Provided data START
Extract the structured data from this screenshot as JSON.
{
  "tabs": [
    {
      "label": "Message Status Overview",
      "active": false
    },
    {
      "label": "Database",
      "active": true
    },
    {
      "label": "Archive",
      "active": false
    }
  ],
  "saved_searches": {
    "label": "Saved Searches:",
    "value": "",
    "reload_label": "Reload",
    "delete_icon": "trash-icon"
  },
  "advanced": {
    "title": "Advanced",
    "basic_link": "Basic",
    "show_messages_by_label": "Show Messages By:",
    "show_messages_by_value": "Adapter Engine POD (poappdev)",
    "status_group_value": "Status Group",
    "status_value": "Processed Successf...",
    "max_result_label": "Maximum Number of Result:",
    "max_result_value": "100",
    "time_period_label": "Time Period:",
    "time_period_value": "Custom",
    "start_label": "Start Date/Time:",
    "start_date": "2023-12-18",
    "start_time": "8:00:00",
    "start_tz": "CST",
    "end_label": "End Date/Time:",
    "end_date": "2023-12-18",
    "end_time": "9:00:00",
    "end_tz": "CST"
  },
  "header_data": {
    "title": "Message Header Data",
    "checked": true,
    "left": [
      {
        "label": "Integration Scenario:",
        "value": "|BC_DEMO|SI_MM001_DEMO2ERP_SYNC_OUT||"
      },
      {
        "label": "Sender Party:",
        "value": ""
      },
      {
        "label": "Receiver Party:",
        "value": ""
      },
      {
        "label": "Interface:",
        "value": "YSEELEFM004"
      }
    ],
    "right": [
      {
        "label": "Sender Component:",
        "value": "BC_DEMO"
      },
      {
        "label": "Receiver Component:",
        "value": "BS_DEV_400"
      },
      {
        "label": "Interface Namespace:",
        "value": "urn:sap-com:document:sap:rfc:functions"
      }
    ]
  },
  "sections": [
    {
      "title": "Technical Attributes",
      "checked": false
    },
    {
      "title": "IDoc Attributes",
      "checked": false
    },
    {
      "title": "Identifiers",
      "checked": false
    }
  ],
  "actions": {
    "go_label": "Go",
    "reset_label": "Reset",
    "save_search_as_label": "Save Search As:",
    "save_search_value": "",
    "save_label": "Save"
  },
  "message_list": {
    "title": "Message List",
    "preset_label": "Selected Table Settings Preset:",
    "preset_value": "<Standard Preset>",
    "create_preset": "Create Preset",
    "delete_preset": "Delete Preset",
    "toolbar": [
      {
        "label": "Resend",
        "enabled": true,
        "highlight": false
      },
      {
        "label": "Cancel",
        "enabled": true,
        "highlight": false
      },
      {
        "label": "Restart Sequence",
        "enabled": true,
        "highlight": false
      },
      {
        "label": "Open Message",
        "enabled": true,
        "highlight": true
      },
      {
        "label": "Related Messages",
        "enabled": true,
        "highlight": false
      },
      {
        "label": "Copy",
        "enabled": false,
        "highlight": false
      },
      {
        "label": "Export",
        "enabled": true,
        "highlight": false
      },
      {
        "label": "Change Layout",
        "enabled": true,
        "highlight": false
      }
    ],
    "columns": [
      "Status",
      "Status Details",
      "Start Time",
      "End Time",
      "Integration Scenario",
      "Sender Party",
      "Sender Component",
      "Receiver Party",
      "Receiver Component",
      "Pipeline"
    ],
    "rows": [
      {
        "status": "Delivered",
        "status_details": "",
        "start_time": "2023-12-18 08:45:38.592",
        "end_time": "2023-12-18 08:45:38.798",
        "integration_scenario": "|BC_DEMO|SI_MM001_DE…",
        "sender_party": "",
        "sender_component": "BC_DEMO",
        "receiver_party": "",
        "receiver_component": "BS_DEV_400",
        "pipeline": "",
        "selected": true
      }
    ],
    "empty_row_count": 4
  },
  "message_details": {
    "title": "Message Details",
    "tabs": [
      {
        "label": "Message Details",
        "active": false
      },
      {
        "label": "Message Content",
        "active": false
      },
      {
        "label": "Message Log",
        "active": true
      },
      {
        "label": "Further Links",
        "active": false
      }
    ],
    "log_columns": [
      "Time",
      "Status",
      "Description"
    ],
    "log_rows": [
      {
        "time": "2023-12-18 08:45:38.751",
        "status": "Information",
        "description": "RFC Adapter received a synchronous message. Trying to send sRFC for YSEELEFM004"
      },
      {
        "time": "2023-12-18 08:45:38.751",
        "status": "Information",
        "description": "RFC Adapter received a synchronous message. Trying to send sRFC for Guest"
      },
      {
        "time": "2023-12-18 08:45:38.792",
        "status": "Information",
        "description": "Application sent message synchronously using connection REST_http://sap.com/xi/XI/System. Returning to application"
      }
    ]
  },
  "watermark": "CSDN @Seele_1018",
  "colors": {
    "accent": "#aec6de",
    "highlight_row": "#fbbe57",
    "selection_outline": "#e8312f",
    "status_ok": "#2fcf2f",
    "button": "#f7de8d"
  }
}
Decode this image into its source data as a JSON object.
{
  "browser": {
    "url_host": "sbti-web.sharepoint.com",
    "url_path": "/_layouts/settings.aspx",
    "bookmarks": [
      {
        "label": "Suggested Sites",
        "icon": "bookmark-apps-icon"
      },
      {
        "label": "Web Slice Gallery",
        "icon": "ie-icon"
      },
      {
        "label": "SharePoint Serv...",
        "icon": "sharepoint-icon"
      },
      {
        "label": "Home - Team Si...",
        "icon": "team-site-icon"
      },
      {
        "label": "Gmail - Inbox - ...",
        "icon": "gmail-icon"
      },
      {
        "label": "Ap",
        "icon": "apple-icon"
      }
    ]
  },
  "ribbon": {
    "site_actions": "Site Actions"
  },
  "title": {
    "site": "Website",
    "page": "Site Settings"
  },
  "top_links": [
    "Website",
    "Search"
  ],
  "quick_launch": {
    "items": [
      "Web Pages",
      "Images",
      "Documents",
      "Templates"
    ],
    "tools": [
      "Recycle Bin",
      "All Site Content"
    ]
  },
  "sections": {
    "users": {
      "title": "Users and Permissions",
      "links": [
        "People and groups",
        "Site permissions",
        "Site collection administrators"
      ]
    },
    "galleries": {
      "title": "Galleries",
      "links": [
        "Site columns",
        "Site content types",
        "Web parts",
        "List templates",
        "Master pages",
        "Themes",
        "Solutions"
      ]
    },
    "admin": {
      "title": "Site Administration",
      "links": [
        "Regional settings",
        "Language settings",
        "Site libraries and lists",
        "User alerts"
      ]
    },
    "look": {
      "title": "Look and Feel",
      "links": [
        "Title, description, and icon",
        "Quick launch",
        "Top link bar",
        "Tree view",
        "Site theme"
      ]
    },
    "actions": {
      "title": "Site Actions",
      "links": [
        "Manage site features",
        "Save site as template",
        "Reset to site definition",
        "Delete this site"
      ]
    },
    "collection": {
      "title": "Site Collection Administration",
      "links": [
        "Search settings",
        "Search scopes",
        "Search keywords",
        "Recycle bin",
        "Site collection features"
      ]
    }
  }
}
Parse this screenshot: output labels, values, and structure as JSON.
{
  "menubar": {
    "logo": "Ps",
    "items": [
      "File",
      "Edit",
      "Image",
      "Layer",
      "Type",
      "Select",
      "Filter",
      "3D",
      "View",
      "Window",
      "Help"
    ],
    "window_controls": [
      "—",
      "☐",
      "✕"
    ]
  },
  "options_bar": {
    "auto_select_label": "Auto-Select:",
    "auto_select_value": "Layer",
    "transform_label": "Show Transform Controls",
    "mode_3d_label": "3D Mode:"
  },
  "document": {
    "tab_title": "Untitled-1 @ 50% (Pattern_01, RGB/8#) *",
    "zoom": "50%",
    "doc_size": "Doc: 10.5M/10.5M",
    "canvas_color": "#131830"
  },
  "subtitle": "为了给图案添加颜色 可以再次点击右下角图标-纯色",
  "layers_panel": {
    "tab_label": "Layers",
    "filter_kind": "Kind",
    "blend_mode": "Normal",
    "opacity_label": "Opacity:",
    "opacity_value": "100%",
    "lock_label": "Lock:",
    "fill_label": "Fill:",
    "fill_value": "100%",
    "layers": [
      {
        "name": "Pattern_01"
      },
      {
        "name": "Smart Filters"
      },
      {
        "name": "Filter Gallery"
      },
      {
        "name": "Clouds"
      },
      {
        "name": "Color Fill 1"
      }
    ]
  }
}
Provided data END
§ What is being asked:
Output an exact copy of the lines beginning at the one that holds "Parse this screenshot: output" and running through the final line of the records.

§ Reply:
Parse this screenshot: output labels, values, and structure as JSON.
{
  "menubar": {
    "logo": "Ps",
    "items": [
      "File",
      "Edit",
      "Image",
      "Layer",
      "Type",
      "Select",
      "Filter",
      "3D",
      "View",
      "Window",
      "Help"
    ],
    "window_controls": [
      "—",
      "☐",
      "✕"
    ]
  },
  "options_bar": {
    "auto_select_label": "Auto-Select:",
    "auto_select_value": "Layer",
    "transform_label": "Show Transform Controls",
    "mode_3d_label": "3D Mode:"
  },
  "document": {
    "tab_title": "Untitled-1 @ 50% (Pattern_01, RGB/8#) *",
    "zoom": "50%",
    "doc_size": "Doc: 10.5M/10.5M",
    "canvas_color": "#131830"
  },
  "subtitle": "为了给图案添加颜色 可以再次点击右下角图标-纯色",
  "layers_panel": {
    "tab_label": "Layers",
    "filter_kind": "Kind",
    "blend_mode": "Normal",
    "opacity_label": "Opacity:",
    "opacity_value": "100%",
    "lock_label": "Lock:",
    "fill_label": "Fill:",
    "fill_value": "100%",
    "layers": [
      {
        "name": "Pattern_01"
      },
      {
        "name": "Smart Filters"
      },
      {
        "name": "Filter Gallery"
      },
      {
        "name": "Clouds"
      },
      {
        "name": "Color Fill 1"
      }
    ]
  }
}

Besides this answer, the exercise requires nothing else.